Task description
Which lines in the records below contain the word "this"? Copy each of them.

Supplied records
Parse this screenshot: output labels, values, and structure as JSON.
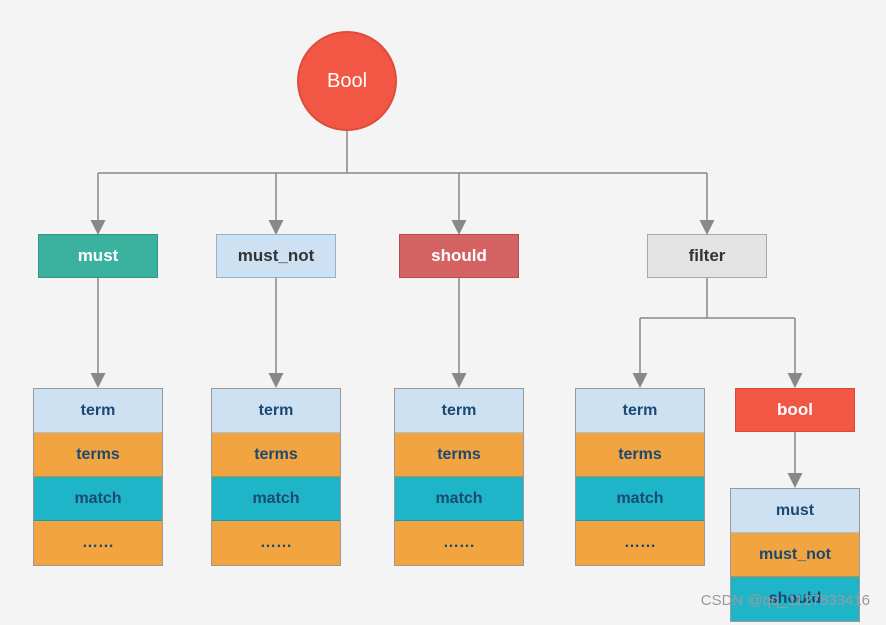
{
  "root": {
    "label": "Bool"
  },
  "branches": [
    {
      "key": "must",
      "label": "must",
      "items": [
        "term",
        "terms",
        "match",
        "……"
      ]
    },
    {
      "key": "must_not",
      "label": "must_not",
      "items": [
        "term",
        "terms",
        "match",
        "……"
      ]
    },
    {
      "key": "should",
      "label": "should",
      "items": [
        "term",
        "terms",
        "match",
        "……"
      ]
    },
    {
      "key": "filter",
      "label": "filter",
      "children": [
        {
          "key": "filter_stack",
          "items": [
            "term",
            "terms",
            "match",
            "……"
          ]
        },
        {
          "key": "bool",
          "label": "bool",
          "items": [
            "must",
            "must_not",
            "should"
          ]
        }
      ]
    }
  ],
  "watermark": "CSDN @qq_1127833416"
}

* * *

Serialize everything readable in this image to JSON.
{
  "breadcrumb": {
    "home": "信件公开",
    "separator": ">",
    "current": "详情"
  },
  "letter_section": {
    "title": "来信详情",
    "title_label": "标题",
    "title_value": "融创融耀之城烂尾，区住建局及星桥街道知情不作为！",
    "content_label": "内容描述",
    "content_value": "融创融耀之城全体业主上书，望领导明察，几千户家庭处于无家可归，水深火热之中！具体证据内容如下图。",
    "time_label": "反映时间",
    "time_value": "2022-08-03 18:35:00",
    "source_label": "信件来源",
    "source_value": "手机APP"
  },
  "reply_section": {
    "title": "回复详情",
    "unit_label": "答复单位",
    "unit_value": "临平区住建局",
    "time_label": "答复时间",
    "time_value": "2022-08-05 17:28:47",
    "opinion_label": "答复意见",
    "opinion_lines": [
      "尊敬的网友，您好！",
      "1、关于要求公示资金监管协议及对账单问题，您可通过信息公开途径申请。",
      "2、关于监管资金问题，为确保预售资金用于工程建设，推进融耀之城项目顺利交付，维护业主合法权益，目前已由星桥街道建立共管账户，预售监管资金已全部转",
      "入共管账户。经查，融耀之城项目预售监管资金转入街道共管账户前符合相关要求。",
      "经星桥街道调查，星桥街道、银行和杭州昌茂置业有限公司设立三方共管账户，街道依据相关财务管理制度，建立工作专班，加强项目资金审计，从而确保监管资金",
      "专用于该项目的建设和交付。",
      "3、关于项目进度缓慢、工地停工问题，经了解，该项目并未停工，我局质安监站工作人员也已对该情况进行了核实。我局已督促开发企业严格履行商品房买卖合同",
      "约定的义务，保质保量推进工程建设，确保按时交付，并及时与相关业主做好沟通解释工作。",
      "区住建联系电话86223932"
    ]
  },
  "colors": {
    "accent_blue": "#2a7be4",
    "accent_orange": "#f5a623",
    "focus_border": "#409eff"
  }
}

Reply to the exercise
Parse this screenshot: output labels, values, and structure as JSON.
Serialize everything readable in this image to JSON.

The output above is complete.